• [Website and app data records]
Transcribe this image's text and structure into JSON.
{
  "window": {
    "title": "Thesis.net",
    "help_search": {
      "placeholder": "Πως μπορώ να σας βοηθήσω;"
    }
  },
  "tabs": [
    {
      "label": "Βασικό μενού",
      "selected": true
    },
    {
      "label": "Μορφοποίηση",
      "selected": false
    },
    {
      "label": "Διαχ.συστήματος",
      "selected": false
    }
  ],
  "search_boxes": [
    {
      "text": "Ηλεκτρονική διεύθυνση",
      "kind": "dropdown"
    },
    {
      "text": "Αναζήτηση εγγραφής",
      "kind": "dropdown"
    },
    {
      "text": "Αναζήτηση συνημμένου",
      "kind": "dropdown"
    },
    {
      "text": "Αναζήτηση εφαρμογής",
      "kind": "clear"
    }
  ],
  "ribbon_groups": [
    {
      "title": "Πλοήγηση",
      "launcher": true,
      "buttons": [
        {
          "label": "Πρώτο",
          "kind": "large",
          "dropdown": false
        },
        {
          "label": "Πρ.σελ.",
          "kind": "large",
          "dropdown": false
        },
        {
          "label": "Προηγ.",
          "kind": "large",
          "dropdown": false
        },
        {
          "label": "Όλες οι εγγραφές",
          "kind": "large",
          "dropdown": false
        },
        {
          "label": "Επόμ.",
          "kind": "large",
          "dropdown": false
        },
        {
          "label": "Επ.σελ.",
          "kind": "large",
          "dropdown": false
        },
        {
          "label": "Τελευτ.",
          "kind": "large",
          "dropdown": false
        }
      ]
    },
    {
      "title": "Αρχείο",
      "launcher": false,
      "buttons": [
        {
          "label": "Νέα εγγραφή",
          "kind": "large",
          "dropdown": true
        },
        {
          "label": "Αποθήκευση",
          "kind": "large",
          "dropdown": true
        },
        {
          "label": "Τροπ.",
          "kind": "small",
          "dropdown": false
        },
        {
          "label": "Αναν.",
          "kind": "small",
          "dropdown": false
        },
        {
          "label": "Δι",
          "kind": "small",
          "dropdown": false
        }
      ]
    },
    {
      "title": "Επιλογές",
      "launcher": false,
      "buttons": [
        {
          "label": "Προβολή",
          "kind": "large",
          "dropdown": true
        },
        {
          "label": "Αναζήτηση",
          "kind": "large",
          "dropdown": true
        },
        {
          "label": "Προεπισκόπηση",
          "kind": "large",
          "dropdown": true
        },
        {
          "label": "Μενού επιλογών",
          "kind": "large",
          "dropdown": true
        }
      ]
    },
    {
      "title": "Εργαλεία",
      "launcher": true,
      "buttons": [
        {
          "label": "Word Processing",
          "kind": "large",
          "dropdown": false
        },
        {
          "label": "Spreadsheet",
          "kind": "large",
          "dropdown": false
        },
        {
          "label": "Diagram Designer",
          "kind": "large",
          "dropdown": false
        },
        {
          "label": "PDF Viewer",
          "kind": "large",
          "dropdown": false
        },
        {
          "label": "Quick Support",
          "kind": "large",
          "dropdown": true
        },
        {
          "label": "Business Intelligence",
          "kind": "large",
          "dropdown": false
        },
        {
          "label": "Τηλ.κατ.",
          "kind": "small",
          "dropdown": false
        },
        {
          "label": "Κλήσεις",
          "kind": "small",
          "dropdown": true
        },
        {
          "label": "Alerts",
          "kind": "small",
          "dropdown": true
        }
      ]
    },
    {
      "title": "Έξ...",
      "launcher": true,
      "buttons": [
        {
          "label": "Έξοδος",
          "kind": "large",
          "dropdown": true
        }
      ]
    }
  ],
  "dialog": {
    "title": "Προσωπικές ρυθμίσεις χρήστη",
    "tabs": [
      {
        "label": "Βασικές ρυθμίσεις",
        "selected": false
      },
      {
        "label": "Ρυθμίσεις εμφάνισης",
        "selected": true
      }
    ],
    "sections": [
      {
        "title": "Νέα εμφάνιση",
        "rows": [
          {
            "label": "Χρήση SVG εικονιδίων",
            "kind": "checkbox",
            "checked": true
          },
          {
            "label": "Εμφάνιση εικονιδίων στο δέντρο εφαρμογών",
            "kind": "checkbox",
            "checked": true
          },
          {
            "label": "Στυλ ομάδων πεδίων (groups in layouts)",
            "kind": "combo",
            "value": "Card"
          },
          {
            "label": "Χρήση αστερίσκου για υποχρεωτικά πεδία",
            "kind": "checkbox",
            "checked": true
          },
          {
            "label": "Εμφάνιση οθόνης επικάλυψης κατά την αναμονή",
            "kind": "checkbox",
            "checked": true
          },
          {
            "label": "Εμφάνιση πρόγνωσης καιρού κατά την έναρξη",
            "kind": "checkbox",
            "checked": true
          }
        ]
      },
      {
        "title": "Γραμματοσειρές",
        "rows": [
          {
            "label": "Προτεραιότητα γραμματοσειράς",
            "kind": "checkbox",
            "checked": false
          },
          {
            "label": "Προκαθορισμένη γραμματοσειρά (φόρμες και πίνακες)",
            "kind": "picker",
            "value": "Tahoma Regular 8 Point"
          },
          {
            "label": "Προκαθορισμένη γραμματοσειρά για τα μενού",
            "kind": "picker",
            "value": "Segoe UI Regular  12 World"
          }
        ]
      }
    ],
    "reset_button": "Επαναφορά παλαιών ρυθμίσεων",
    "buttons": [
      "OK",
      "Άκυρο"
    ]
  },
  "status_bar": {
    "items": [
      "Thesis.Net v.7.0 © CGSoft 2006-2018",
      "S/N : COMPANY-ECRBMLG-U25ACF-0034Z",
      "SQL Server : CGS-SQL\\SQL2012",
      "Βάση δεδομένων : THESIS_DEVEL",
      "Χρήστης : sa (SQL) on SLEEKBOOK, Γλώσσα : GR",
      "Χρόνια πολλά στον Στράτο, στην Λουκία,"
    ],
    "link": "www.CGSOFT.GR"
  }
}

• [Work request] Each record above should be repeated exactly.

• [Solved problem]
Transcribe this image's text and structure into JSON.
{
  "window": {
    "title": "Thesis.net",
    "help_search": {
      "placeholder": "Πως μπορώ να σας βοηθήσω;"
    }
  },
  "tabs": [
    {
      "label": "Βασικό μενού",
      "selected": true
    },
    {
      "label": "Μορφοποίηση",
      "selected": false
    },
    {
      "label": "Διαχ.συστήματος",
      "selected": false
    }
  ],
  "search_boxes": [
    {
      "text": "Ηλεκτρονική διεύθυνση",
      "kind": "dropdown"
    },
    {
      "text": "Αναζήτηση εγγραφής",
      "kind": "dropdown"
    },
    {
      "text": "Αναζήτηση συνημμένου",
      "kind": "dropdown"
    },
    {
      "text": "Αναζήτηση εφαρμογής",
      "kind": "clear"
    }
  ],
  "ribbon_groups": [
    {
      "title": "Πλοήγηση",
      "launcher": true,
      "buttons": [
        {
          "label": "Πρώτο",
          "kind": "large",
          "dropdown": false
        },
        {
          "label": "Πρ.σελ.",
          "kind": "large",
          "dropdown": false
        },
        {
          "label": "Προηγ.",
          "kind": "large",
          "dropdown": false
        },
        {
          "label": "Όλες οι εγγραφές",
          "kind": "large",
          "dropdown": false
        },
        {
          "label": "Επόμ.",
          "kind": "large",
          "dropdown": false
        },
        {
          "label": "Επ.σελ.",
          "kind": "large",
          "dropdown": false
        },
        {
          "label": "Τελευτ.",
          "kind": "large",
          "dropdown": false
        }
      ]
    },
    {
      "title": "Αρχείο",
      "launcher": false,
      "buttons": [
        {
          "label": "Νέα εγγραφή",
          "kind": "large",
          "dropdown": true
        },
        {
          "label": "Αποθήκευση",
          "kind": "large",
          "dropdown": true
        },
        {
          "label": "Τροπ.",
          "kind": "small",
          "dropdown": false
        },
        {
          "label": "Αναν.",
          "kind": "small",
          "dropdown": false
        },
        {
          "label": "Δι",
          "kind": "small",
          "dropdown": false
        }
      ]
    },
    {
      "title": "Επιλογές",
      "launcher": false,
      "buttons": [
        {
          "label": "Προβολή",
          "kind": "large",
          "dropdown": true
        },
        {
          "label": "Αναζήτηση",
          "kind": "large",
          "dropdown": true
        },
        {
          "label": "Προεπισκόπηση",
          "kind": "large",
          "dropdown": true
        },
        {
          "label": "Μενού επιλογών",
          "kind": "large",
          "dropdown": true
        }
      ]
    },
    {
      "title": "Εργαλεία",
      "launcher": true,
      "buttons": [
        {
          "label": "Word Processing",
          "kind": "large",
          "dropdown": false
        },
        {
          "label": "Spreadsheet",
          "kind": "large",
          "dropdown": false
        },
        {
          "label": "Diagram Designer",
          "kind": "large",
          "dropdown": false
        },
        {
          "label": "PDF Viewer",
          "kind": "large",
          "dropdown": false
        },
        {
          "label": "Quick Support",
          "kind": "large",
          "dropdown": true
        },
        {
          "label": "Business Intelligence",
          "kind": "large",
          "dropdown": false
        },
        {
          "label": "Τηλ.κατ.",
          "kind": "small",
          "dropdown": false
        },
        {
          "label": "Κλήσεις",
          "kind": "small",
          "dropdown": true
        },
        {
          "label": "Alerts",
          "kind": "small",
          "dropdown": true
        }
      ]
    },
    {
      "title": "Έξ...",
      "launcher": true,
      "buttons": [
        {
          "label": "Έξοδος",
          "kind": "large",
          "dropdown": true
        }
      ]
    }
  ],
  "dialog": {
    "title": "Προσωπικές ρυθμίσεις χρήστη",
    "tabs": [
      {
        "label": "Βασικές ρυθμίσεις",
        "selected": false
      },
      {
        "label": "Ρυθμίσεις εμφάνισης",
        "selected": true
      }
    ],
    "sections": [
      {
        "title": "Νέα εμφάνιση",
        "rows": [
          {
            "label": "Χρήση SVG εικονιδίων",
            "kind": "checkbox",
            "checked": true
          },
          {
            "label": "Εμφάνιση εικονιδίων στο δέντρο εφαρμογών",
            "kind": "checkbox",
            "checked": true
          },
          {
            "label": "Στυλ ομάδων πεδίων (groups in layouts)",
            "kind": "combo",
            "value": "Card"
          },
          {
            "label": "Χρήση αστερίσκου για υποχρεωτικά πεδία",
            "kind": "checkbox",
            "checked": true
          },
          {
            "label": "Εμφάνιση οθόνης επικάλυψης κατά την αναμονή",
            "kind": "checkbox",
            "checked": true
          },
          {
            "label": "Εμφάνιση πρόγνωσης καιρού κατά την έναρξη",
            "kind": "checkbox",
            "checked": true
          }
        ]
      },
      {
        "title": "Γραμματοσειρές",
        "rows": [
          {
            "label": "Προτεραιότητα γραμματοσειράς",
            "kind": "checkbox",
            "checked": false
          },
          {
            "label": "Προκαθορισμένη γραμματοσειρά (φόρμες και πίνακες)",
            "kind": "picker",
            "value": "Tahoma Regular 8 Point"
          },
          {
            "label": "Προκαθορισμένη γραμματοσειρά για τα μενού",
            "kind": "picker",
            "value": "Segoe UI Regular  12 World"
          }
        ]
      }
    ],
    "reset_button": "Επαναφορά παλαιών ρυθμίσεων",
    "buttons": [
      "OK",
      "Άκυρο"
    ]
  },
  "status_bar": {
    "items": [
      "Thesis.Net v.7.0 © CGSoft 2006-2018",
      "S/N : COMPANY-ECRBMLG-U25ACF-0034Z",
      "SQL Server : CGS-SQL\\SQL2012",
      "Βάση δεδομένων : THESIS_DEVEL",
      "Χρήστης : sa (SQL) on SLEEKBOOK, Γλώσσα : GR",
      "Χρόνια πολλά στον Στράτο, στην Λουκία,"
    ],
    "link": "www.CGSOFT.GR"
  }
}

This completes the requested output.